Yet another challenge is convincing consumers that solar energy is cost effective.

“People do not believe that solar is less expensive than producing electricity through nuclear or coal plants,” Paige says. “It pays for itself in a short time with federal and utility incentives and tax credits. There’s really no excuse today for anyone not to be using solar.”

For a commercial customer, solar would pay for itself in 18 months. For residential, depending on the size and type of system, the break-even point is three to seven years, Paige says.

“If you’re not using solar, at the end of seven years you’re still paying the utility company,” she says. “With solar, at the end of seven years you could have all of your energy for free. It’s a no-brainer. I’ve had solar at my home for three years and I have no energy bills. I can’t tell you how liberating that is. It’s kind of heady to be your own little power plant. It’s really a neat thing.”

What’s more, solar improves Arizona’s quality of life.

“It’s cleaner and it produces a steady line of electricity — no sporadic spikes,” Paige says.

Valley Forward: Colin Tetreault

Colin Tetreault
Master of Arts Student
Arizona State University, School of Sustainability
schoolofsustainability.asu.edu

As a student at the Arizona State University School of Sustainability, Colin Tetreault is exploring ways for the business community to play a greater role in enhancing the global environment.


It’s a natural blend of interests for Tetreault, who is pursuing a master’s degree in sustainability and has a bachelor of science degree in marketing from the ASU W.P. Carey School of Business, as well as a minor in sociology. He has a diverse business background and skill set tempered in marketing, business development and philanthropy. His goal is to integrate his business acumen and cutting-edge knowledge of sustainability.

When ASU President Michael Crow said, “Sustainability is a way to grow and prosper while reducing the stress on the planet,” and asserted that sustainability would be a hallmark at ASU, Tetreault says, “I knew this was absolutely something that I not only wanted to pursue, but I felt compelled.”

Tetreault’s background led him to the field of sustainability.

“I grew up hiking and climbing and having an appreciation of the outdoors,” he says, “but my parents are both business individuals.

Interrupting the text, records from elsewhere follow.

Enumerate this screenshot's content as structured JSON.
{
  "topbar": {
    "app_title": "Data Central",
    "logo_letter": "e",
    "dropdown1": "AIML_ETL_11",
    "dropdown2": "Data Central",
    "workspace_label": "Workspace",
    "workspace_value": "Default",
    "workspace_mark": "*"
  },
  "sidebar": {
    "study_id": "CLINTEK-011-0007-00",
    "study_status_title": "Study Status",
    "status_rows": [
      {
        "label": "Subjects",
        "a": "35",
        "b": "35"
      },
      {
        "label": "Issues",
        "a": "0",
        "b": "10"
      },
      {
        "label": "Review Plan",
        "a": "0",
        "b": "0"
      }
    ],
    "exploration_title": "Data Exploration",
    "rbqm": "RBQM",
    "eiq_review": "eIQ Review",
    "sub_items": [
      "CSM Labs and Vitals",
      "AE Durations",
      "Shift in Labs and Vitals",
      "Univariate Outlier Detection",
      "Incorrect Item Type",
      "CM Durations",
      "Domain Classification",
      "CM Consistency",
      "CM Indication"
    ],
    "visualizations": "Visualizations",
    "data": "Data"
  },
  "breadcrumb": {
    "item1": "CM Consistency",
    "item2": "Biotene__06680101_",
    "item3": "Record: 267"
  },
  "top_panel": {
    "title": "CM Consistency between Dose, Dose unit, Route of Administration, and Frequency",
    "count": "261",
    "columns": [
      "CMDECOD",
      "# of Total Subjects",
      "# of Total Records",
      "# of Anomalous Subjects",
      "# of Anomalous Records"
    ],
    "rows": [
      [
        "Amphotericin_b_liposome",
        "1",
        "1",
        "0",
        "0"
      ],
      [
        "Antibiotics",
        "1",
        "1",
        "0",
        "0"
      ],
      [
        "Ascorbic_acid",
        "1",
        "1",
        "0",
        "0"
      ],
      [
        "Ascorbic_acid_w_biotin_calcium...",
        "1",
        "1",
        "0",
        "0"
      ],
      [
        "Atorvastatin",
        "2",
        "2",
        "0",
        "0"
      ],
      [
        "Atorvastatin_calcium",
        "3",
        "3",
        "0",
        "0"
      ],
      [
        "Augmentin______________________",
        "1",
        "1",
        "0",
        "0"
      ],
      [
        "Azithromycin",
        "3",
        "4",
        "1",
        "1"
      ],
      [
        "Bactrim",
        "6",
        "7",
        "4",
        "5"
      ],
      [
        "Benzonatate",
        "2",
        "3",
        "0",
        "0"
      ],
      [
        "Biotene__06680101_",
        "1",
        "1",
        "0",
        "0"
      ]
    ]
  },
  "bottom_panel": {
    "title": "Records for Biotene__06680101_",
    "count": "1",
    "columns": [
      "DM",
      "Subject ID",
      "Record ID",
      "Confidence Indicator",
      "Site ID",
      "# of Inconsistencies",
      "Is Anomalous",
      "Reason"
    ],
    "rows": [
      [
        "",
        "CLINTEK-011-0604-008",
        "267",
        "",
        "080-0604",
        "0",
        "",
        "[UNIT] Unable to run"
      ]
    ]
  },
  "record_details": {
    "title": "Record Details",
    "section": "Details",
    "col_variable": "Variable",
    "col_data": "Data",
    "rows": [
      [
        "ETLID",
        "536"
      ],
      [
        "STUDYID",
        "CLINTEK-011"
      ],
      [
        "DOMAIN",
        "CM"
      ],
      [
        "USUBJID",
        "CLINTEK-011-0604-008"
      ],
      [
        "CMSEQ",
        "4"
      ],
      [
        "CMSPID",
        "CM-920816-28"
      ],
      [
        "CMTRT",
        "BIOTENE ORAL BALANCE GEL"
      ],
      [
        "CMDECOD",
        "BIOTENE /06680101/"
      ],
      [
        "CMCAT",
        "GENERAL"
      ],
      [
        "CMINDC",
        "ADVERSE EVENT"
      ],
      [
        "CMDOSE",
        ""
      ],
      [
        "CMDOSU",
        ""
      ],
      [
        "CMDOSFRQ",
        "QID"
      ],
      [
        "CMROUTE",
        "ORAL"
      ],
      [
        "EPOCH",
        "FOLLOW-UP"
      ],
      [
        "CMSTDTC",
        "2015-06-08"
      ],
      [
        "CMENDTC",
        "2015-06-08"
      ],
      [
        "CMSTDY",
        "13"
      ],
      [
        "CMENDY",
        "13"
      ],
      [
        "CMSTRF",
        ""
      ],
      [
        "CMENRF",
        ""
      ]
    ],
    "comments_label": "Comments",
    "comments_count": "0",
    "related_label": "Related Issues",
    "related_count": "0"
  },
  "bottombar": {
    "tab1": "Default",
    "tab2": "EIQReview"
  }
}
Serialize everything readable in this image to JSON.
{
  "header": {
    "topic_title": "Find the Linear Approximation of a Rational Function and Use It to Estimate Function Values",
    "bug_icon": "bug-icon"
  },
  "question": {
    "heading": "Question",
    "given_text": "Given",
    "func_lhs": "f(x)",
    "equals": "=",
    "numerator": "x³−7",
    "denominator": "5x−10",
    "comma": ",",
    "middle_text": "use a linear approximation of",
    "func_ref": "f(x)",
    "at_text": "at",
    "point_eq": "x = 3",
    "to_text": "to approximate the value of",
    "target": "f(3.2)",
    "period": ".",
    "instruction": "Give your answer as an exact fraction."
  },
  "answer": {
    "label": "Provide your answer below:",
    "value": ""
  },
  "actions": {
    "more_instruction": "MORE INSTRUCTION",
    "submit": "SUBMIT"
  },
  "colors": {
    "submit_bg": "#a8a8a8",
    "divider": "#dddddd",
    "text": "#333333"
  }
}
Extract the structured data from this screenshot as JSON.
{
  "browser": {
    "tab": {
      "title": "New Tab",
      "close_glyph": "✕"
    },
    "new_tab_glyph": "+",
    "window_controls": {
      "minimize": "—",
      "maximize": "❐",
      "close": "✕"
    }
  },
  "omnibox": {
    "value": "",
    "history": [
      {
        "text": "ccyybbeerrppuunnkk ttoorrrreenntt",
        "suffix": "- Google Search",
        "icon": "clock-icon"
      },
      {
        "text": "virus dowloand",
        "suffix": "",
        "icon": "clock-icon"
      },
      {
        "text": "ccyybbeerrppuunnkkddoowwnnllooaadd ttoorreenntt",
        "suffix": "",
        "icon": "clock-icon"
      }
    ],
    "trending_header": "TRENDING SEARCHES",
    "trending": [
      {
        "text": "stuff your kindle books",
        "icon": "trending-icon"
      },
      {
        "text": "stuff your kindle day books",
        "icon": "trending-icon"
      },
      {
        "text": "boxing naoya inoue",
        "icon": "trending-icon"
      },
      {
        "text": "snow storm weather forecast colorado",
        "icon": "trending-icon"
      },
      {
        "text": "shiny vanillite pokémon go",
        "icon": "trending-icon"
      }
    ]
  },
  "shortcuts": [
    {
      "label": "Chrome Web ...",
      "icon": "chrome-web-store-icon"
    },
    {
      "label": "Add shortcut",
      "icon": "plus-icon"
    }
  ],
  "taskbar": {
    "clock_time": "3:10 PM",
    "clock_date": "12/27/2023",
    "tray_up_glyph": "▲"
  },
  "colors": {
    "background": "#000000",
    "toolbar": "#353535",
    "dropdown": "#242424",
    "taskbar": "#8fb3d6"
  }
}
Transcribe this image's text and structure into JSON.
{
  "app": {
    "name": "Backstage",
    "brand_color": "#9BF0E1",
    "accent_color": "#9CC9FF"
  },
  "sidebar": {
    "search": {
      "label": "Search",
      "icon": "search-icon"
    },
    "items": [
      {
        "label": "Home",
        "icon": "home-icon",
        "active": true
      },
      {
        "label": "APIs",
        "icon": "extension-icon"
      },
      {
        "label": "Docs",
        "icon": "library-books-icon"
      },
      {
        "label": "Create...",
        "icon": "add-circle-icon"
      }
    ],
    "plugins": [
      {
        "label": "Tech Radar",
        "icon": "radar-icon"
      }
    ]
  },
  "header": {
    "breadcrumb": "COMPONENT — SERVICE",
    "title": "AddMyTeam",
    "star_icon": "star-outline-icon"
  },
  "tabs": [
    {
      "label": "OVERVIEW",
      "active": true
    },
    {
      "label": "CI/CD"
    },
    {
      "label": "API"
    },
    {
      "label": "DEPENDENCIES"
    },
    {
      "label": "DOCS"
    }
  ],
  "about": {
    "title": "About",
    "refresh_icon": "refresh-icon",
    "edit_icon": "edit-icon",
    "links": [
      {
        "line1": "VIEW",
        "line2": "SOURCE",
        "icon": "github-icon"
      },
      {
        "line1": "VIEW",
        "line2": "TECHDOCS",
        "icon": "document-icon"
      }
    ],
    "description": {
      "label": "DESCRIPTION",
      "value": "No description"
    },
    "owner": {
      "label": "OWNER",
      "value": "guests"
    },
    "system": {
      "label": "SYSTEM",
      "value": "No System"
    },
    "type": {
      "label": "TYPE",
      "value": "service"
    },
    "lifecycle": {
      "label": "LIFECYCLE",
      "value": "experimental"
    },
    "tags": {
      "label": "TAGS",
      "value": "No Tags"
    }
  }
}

My mother was a professor of marketing and my father was a business executive. I loved being outside, but I also loved what business can do. Business can accelerate change and can act as an advocate for it.”

Some individuals may view business as being unfriendly to the environment, and with some justification, Tetreault says.
“Admittedly, in certain instances they may be right, but now business has done more than ever for the environment and can act as an advocate for the world,” he says. “It marries two areas that I love — a synthesis of business and the entire global perspective of sustainability, which is not just hugging trees and savings animals.”

Sustainability will provide a “meaningful, productive and just way of life,” Tetreault says, adding that it is vital to save the trees and have clean air so humans can live on this planet.

“Sustainability is paramount to that, to help achieve economic viability and a robust society,” he says. “Everything is connected. Our actions have a direct impact on us now and in the future and on everything around us. I feel this is my calling.”

Tetreault, who joined Valley Forward this year, hails the organization for its role in preserving the environment and for being “not only an aggregator of information, but also an advocate for positive change.”

“Valley Forward embodies those type of ideals,” he says.